A particle physicist turned leadership trainer and businesswoman directs her talents to saving rhinos
By NARDINE GROCH
“Look for the rhino,” the café owner tells me over the phone. “You can’t miss it.”
I dodge a tram on Bridge Rd to reach café Three One 2 One where I am dazzled by a wall of rhino-shaped technicolour. Wedged into the busy Richmond café strip the rhino mural is as extraordinary as the woman I have come here to meet.
Lynn Johnson, particle physicist turned leadership trainer, is the founding CEO of alternative rhino charity Breaking the Brand.
Dressed in a fitted black vest and red scarf, with her long, dark blond hair swept back under a pair of shades, Dr Johnson could as easily be a trendy artist as a particle physicist. It is a quality she likely inherited from her mother, who managed a painting and decorating business in Durham, northern England, where she grew up.
“As soon as I could hold a paint brush I was helping her,” she says.
As she talks about her childhood her pastel blue eyes widen, recalling the incredulous expression on her mum’s face the day she introduced a large, injured crow with a nasty bite to their menagerie of dogs and cats.
“We always had lots of animals and I was always bringing things home,” she says.
By age 12, she’d begun an innovative foray into the art of billboard campaigning.
“We lived on the main street and it was really great because the double decker bus would stop right outside my window and I would have posters up about free range eggs and beauty without cruelty and the fur trade and save the whales and no bear bile,” she says.
Ultimately, though, she would choose the more dispassionate field of physics over what she describes as the “tug at your heart” nature of zoology.
“I was not very good at cutting things up because I couldn’t detach myself from animals and I think you have to or else you are not very useful to the animal,” she says.
After completing her PhD in particle physics – which took her to Germany, where she married her husband, a fellow physicist – Dr Johnson decided to leave the world of science behind, having become frustrated with the lack of leadership and communication in the field.
In 1996 she relocated to Australia and was inspired by her previous experiences to start her own leadership training company in Melbourne.

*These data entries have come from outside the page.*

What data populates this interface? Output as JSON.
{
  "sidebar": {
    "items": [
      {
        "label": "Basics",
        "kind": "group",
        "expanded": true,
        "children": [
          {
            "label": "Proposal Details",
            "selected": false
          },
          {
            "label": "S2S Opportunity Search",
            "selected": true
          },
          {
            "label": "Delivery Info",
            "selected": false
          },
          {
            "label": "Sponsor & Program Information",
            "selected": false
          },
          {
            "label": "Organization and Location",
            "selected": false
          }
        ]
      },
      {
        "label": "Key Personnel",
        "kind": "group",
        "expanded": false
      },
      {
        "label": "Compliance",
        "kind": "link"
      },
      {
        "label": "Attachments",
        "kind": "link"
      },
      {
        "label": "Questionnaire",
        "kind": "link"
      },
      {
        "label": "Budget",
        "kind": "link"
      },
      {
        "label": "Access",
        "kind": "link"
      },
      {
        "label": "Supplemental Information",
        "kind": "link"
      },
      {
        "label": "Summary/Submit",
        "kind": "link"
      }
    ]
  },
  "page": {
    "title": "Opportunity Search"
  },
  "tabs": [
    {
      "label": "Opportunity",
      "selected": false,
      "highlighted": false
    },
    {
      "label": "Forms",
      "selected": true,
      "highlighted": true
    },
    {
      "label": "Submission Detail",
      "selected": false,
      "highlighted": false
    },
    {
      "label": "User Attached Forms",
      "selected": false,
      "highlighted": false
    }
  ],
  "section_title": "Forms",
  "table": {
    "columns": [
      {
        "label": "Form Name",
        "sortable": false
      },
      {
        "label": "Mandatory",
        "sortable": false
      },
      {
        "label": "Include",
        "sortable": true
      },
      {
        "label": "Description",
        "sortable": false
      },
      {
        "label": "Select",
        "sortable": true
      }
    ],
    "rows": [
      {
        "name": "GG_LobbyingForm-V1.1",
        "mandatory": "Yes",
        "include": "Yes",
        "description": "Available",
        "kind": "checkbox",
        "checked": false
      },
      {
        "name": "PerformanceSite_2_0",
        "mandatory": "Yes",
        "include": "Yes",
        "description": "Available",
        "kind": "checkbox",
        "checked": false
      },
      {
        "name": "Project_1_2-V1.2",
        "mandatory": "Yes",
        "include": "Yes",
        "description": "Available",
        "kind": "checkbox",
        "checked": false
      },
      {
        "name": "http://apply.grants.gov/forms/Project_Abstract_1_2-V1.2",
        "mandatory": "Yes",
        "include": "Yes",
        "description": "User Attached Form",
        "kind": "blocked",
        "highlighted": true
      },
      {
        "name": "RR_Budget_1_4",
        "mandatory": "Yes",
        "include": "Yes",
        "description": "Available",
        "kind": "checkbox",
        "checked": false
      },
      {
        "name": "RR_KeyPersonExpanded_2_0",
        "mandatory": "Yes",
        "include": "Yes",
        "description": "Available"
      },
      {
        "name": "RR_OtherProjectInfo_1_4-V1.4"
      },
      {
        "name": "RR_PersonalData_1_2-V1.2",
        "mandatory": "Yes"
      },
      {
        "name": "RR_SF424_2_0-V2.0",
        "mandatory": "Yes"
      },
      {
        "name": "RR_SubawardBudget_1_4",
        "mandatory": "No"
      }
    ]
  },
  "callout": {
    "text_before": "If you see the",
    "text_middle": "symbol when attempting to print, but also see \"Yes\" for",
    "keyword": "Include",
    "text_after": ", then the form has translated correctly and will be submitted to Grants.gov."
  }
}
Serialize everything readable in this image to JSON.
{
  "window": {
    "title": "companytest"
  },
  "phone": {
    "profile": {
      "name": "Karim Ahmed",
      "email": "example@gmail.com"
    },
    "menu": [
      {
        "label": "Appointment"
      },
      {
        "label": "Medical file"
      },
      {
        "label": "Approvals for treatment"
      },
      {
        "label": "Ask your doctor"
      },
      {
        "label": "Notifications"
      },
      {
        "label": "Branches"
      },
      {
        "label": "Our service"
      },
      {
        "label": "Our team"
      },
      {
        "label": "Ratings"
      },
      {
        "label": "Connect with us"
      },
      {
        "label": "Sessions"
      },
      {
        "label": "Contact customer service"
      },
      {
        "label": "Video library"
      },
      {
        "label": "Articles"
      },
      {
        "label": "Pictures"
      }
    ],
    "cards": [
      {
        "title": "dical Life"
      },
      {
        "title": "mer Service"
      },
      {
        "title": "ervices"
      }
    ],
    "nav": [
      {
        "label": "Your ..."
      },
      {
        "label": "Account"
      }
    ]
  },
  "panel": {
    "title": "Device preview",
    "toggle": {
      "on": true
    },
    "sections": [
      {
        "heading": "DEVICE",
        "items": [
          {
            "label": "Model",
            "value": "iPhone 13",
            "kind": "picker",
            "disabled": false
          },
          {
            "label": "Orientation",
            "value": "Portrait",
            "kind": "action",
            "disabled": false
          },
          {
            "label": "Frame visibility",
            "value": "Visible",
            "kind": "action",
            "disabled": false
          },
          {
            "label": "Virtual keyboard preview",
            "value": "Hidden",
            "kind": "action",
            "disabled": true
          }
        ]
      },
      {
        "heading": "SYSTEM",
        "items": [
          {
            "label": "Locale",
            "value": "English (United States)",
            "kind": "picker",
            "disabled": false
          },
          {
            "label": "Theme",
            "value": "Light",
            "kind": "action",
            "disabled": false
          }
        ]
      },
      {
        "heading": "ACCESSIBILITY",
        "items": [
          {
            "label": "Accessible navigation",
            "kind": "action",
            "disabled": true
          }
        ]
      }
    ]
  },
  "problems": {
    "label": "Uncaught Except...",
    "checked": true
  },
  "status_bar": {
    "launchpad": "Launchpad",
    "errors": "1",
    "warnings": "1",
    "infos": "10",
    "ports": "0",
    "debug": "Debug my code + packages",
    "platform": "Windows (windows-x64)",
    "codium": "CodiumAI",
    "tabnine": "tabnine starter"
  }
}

Now in her late 40s, she is embarking on her third life as CEO of Breaking the Brand, the charity she founded last year in an effort to tackle rhino horn use in Vietnam, the main driver of rhino poaching in Africa and Asia.
“Our research shows that rhino horn is used purely for symbolic value, it is given as a gift to negotiate business deals. There is no cultural or medical benefit in taking it, so, just like a Prada handbag, it is a brand. And just like brands can be made, brands can also be broken,” she explains.
The Breaking the Brand philosophy is based on the work of influential psychologist Clare W Graves, who theorised that human nature and values are not fixed but evolve at the individual, group and societal level, and draws inspiration from the controversial anti-fur ads of the 1980s.
“They were incredible, they changed the conversation around fur and rather than being about the animals, they were about the people who were wearing the fur,” she says.
By placing similar advertisements in business lounges and magazines in two key cities in Vietnam, Dr Johnson hopes to emulate the success of the anti-fur campaign by triggering emotion to get wealthy parents and businesspeople to move away from using rhino horn.
“If you want the result of the person [changing] their behaviour in the workplace [for example], then you have got to have that difficult and robust conversation, and it is the same for the users of rhino horn,” she says.
We are interrupted by the café’s owner, Amy Lee, who politely asks if we would like another coffee. She is a keen supporter of Breaking the Brand and commissioned artist Mike Maka (aka MAKATRON) to paint the rhino mural when the café opened.
“I haven’t done anything really, all I have done is put a sign up,” Ms Lee says, slightly embarrassed.
“I am a little crazy. I love rhinos.”
“Their logo will become extinct if they do not contribute and their competitors would love that,” she teases.
She excuses herself for a moment and dashes inside, returning with a plush denim rhino from the café’s front counter.
“Isn’t he gorgeous,” she chuckles.
“A chapel street denim business gave us 20 of them to offer to people as donation incentives and Mike Maka promised he would paint a personal mural for anyone who donates $5000.”
Dr Johnson eventually hopes to raise $300,000 to be able to run ads in Hanoi and Ho Chi Minh City in Vietnam for 30 weeks of the year.
“There are less than 5000 people driving the decimation of the rhino, so realistically for a few hundred thousand dollars you can drive a lot of really good behaviour change campaigns to primary users in Vietnam, where tens of millions have been spent on rhino protection in Africa,” she says.
While many of Dr Johnson’s strategies are far more direct, she believes creative and fun messaging, like the denim and MAKATRON rhinos, are vital parts of any campaign to capture people’s hearts.
“People told me that rhinos aren’t very pretty, so I decided to create a rhino that was like a jewel,” she says.